    Because of fracking, the game is over for coal based on raw economics, even before we look at external costs from excess CO2 generation. As fracking has made natural gas plants cheaper, they've been replacing coal plants. Natural gas plants are now well ahead on electric power generation.

    The U.S. Energy Information Administration (EIA) has them at 35/27 for 2018.

    outlet-graph-large.jpg

    What about EVs, and especially EVs in California.

    Looking at Electric Vehicle distribution:

    [Redacted for clarity]

    Average number of plug-in cars in U.S. is 2.21 per 1,000 residents. In total, eight states exceed 2 plug-in cars per 1,000 residents, compared to five a year earlier:

    Per 1000 residents:

    8.64 EVs - California
    5.12 EVs - Hawaii
    4.06 EVs - Washington
    3.84 EVs - Oregon
    3.73 EVs - Vermont
    2.33 EVs - Colorado
    2.29 EVs - Arizona
    2.03 EVs - Maryland

    Looking at electricity generation in CA:

    chart.jpg

    So here's what I'm seeing. Coal has joined the choir invisible in CA, with natural gas running behind hydro running behind non-hydro renewables. And if you see a random pic of an EV on a U.S. road, it could be from lots of places, but your best bet is California, with a sucker side bet that it's not powered from coal.
    Glad to see that things have changed.

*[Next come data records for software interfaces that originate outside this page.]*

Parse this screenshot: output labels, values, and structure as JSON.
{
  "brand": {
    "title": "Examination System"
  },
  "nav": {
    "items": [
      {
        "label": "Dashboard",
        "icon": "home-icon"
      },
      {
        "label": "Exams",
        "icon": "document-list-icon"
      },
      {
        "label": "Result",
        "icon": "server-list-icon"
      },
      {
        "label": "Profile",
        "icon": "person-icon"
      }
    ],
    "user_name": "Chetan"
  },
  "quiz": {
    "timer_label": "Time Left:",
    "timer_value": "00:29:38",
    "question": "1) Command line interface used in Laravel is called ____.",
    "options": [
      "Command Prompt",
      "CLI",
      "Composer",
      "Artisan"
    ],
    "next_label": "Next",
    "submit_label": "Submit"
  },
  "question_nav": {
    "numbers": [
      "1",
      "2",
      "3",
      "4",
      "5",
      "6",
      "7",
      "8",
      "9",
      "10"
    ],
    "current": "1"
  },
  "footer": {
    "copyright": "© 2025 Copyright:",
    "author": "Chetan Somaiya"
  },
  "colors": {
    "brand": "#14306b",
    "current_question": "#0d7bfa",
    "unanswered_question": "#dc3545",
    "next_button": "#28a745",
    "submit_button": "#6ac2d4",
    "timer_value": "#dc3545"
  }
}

    I'm always still in trouble again

    "You're by far the worst poster on TWeb" and "TWeb's biggest liar" -- starlight (the guy who says Stalin was a right-winger)

  11. Amen Teallaura amen'd this post.
  12. #20
    See, the Thing is... Cow Poke's Avatar
    Join Date
    Jan 2014
    Location
    The Republic of Texas
    Faith
    Christian
    Gender
    Male
    Posts
    53,734
    Amen (Given)
    11697
    Amen (Received)
    24952
    Quote Originally Posted by Mountain Man View Post
    I'm still not entirely sure where they're expecting all the electricity to come from. The way some liberals talk, they almost treat it as free energy.
    Natural gas can generate electricity!
    Every problem is the result of a previous solution.

Posting Permissions

  • You may not post new threads
  • You may not post replies
  • You may not post attachments
  • You may not edit your posts
  •